Trader Joe’s and H-E-B finished atop this year’s Axios-Harris Poll 100, an annual ranking of the reputations of the most visible U.S. companies across industry sectors.
New York-based brand marketing network Stagwell Inc. said Tuesday that grocery retailers are “riding reputational highs” more than two years after the onset of COVID-19. Amid the burst in food-at-home demand and product shortages triggered by the pandemic, regional supermarket chains are particularly being recognized for “weathering the supply chain storm,” according to the marketing firm.
For the 2022 Axios-Harris Poll 100, three supermarket chains — Trader Joe’s, H-E-B and Wegmans Food Markets — were ranked in the top five, while two other supermarket retailers — The Kroger Co. and Publix Super Markets — came in among the top 25 on the list.
“As Americans move on from COVID, they are looking at corporate reputation through a more practical lens,” The Harris Poll CEO John Gerzema said in a statement. “Companies delivering on time and keeping their promises despite supply chain issues are being held in high regard. Businesses that also do their part to create a better world — whether through sustainability or taking a stand on authentic social issues — also are being rewarded."
This year’s Axios Harris Poll 100 was based on a two-step survey of 33,096 U.S. adults conducted March 11 April 3, 2022. The study starts with an initial survey of the public’s top-of-mind awareness of companies that excel or falter in society, Stagwell reported.
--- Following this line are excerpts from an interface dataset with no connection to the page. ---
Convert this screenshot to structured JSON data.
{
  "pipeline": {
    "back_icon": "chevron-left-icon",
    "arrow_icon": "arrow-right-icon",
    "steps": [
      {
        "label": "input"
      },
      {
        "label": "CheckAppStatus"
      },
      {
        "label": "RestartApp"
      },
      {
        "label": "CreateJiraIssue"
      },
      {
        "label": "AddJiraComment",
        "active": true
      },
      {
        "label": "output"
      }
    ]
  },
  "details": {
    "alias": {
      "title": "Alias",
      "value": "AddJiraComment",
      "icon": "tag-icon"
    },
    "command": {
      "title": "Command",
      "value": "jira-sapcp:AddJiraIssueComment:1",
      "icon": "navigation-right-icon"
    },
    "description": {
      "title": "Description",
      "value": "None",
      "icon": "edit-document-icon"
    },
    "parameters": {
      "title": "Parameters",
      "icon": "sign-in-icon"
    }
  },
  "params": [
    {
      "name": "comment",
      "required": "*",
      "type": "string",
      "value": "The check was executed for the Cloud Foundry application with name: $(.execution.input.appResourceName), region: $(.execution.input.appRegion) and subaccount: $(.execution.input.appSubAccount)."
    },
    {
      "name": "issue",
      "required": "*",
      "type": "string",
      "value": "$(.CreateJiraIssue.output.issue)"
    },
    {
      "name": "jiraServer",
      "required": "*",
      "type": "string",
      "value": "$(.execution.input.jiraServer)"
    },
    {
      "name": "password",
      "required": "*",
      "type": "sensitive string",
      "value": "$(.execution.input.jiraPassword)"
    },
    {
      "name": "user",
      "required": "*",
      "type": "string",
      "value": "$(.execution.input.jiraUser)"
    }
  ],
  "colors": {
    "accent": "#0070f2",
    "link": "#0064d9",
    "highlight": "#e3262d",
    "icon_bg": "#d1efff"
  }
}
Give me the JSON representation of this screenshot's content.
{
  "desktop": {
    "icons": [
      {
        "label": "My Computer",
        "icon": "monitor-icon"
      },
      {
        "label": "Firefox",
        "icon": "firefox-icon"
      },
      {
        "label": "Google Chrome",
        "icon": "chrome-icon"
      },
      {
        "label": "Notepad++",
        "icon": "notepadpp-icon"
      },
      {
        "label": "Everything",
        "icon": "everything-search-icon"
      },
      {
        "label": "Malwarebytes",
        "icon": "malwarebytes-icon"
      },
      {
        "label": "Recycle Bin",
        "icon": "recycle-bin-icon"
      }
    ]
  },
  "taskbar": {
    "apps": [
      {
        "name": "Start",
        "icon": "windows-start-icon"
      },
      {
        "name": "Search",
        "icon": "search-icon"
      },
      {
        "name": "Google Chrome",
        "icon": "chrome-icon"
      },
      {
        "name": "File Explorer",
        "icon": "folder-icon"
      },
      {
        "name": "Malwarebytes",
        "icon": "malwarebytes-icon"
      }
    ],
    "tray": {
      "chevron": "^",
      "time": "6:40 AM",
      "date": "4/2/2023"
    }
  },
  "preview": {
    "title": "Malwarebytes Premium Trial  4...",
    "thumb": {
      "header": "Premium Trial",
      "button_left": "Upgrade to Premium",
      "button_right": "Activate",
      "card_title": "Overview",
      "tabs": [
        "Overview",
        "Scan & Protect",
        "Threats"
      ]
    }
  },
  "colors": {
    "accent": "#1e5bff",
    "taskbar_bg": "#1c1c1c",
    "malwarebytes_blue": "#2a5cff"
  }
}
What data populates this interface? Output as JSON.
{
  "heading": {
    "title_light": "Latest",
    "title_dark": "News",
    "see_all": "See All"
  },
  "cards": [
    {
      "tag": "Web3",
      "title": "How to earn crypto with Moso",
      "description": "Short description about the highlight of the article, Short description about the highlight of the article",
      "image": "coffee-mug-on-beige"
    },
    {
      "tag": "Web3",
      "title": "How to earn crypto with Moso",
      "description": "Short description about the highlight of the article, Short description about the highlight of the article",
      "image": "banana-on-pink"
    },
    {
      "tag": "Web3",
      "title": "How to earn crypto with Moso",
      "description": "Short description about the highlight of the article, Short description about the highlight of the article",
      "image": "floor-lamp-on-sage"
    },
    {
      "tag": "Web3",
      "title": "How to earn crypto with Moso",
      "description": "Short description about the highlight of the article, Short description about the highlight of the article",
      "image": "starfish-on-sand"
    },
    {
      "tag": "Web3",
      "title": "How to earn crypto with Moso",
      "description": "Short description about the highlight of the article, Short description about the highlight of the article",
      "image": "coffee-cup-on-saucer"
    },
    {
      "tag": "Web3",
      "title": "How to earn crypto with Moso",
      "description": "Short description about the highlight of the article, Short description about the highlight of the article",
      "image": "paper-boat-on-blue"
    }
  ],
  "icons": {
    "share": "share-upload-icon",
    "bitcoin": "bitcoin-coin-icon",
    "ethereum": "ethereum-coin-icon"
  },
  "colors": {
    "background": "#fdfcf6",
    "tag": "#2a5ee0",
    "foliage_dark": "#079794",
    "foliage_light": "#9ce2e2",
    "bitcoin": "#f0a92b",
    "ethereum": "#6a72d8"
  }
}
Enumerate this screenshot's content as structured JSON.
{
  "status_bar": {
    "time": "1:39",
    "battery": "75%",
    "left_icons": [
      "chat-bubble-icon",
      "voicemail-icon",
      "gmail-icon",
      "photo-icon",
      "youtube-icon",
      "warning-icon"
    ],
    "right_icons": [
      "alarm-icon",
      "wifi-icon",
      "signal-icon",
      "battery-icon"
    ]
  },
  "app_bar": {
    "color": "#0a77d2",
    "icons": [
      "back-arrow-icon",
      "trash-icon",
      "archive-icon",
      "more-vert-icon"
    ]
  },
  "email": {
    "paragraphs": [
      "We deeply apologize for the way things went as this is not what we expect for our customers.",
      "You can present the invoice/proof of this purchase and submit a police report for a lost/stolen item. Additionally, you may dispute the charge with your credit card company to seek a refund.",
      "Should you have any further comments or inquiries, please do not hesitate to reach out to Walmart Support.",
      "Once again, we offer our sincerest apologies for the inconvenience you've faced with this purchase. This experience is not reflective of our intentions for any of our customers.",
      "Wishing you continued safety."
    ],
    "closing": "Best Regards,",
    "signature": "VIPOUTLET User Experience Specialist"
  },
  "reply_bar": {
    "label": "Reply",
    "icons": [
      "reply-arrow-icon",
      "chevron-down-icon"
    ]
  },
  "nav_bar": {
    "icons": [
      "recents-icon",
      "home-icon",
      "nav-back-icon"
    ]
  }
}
Next, a second group of respondents ranks these 100 “most visible companies” according to seven criteria of reputation to determine a final ranking.
The key areas factoring into the ranking include trust “Is this a company I trust?”), vision (“Does this company have a clear vision for the future?), growth (“Is this a growing company?”), products and services (“Does this company develop innovative products and services that I want and value?”), culture (“Is this a good company to work for?), ethics (“Does this company maintain high ethical standards?”) and citizenship (“Does this company share my values and support good causes?”).
Cincinnati-based Kroger, the nation's largest supermarket operator, which came in 25th on the list, noted that it also ranked among the top 10 in the areas of citizenship and trust.
"Kroger's inclusion in the Axios Harris Poll 100 is testament to our amazing team of associates across the company and underscores the critical role that Kroger plays in the future of food," Keith Dailey, group vice president of corporate affairs at The Kroger Co., said in a statement. "With Zero Hunger | Zero Waste at the center of our ESG strategy focused on people, planet and systems, we are working to create a more equitable and sustainable food system to feed Americans for generations to come."
Overall, a dozen food, drug and mass (FDM) retailers made the 2022 Axios Harris Poll 100, led by Trader Joe’s at No. 1, H-E-B at No. 2 and Wegmans at No. 5. Amazon — which sells groceries under its brand via Amazon.com as well as its Amazon Fresh and Amazon Go store banners — came in at No. 7.
Next among retailers in the FDM channel were Publix at No. 19, Kroger at No. 25, Costco Wholesale at No. 26, Walgreens at No. 30, Target at No. 32, CVS at No. 36, Dollar Tree at No. 74 and Walmart at No. 77.
“It’s back to basics with companies that offer quality products and are guided by steadfast values riding to the top,” commented Mark Penn, chairman and CEO of Stagwell, which includes The Harris Poll. “Those that became enmeshed in political quagmires tended to be set back.”
On the 2022 list, Amazon and Walmart were again the two most-visible companies in the nation, followed by Apple, Facebook, Google, Target, Nike, Microsoft, McDonald’s and AT&T, according to Stagwell. Meanwhile, companies making their debut in this year’s Axios-Harris Poll 100 included Trader Joe's, Spotify, Big Lots, Shein and Subway.
In addition, the scores of the top 10 most visible and reputable companies — Trader Joe’s, H-E-B, Patagonia, Hershey, Wegmans, Samsung, Toyota, Amazon, Honda and Sony — were separated by only small degrees, ranging from just under 80 to just over 82.
“To excel at reputation, companies must deliver high marks on business performance, corporate character and trust,” stated Stagwell Vice Chair Ray Day. “While you can build a brand, you earn a reputation. Companies with strong reputations have a price advantage, a competitive advantage and a talent advantage. That’s why reputation needs to be a priority from the board room to the C-suite.”
*Editor's Note: Article updated with comment from Kroger.